This survey also showed that more people are using social networking sites (SNS)—the figure is now 47% of the entire adult population, compared with 26% that was measured in our similar 2008 survey. Among other things, this means the average age of adult-SNS users has shifted from 33 in 2008 to 38 in 2010. Over half of all adult SNS users are now over the age of 35.
“We also found interesting variation in the characteristics of users across different social networking sites. People pick the platforms which best meet their social and professional needs,” noted Annenberg doctoral student Lauren Sessions Goulet, co-author of the report.
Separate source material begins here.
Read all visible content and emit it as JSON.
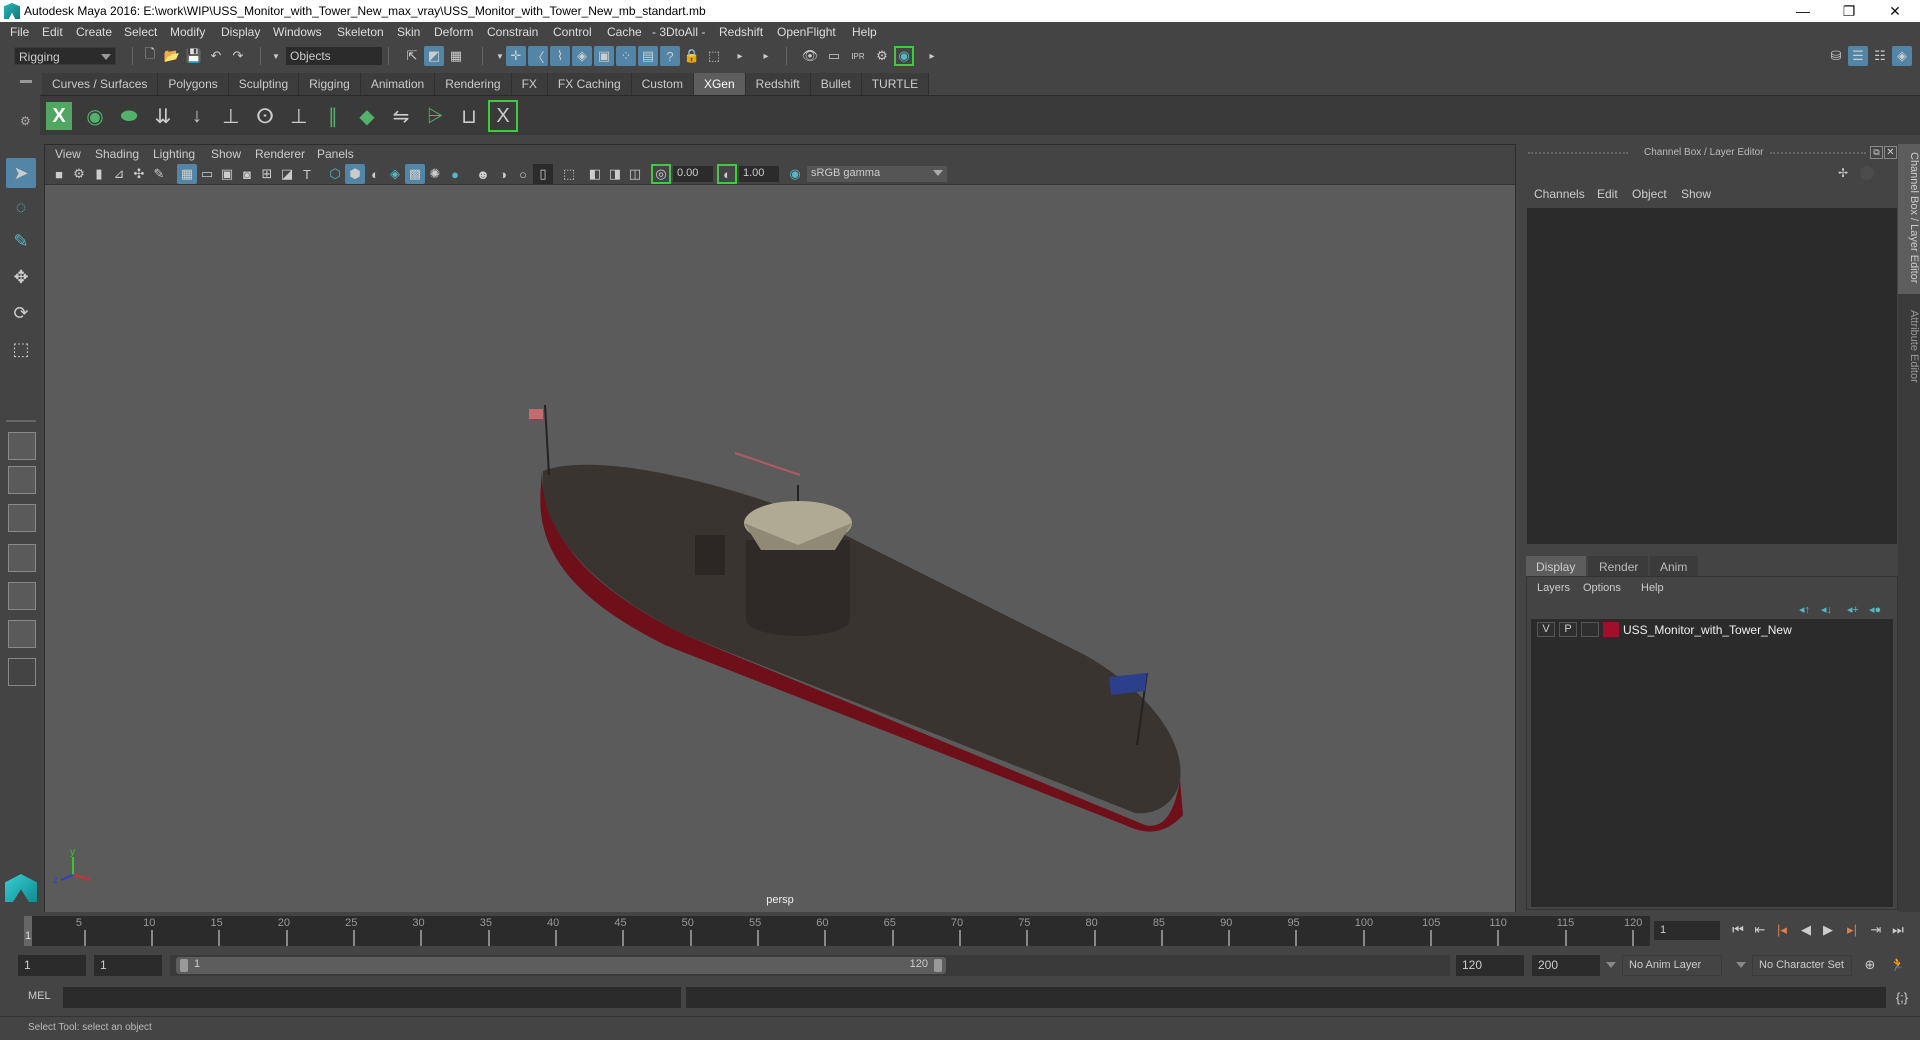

For instance, the report found:
• Nearly twice as many men (63%) as women (37%) use LinkedIn.
• The average adult MySpace user is younger (32), and the average adult LinkedIn user older (40), than the average Facebook user (38), Twitter user (33), and users of other SNS (35).
• MySpace and Twitter users are the most racially diverse mainstream social network platforms.
• MySpace users tend to have fewer years of formal education.
The authors also found that social networking sites are increasingly used to keep up with close social ties and MySpace users are more likely to be open to opposing points of view.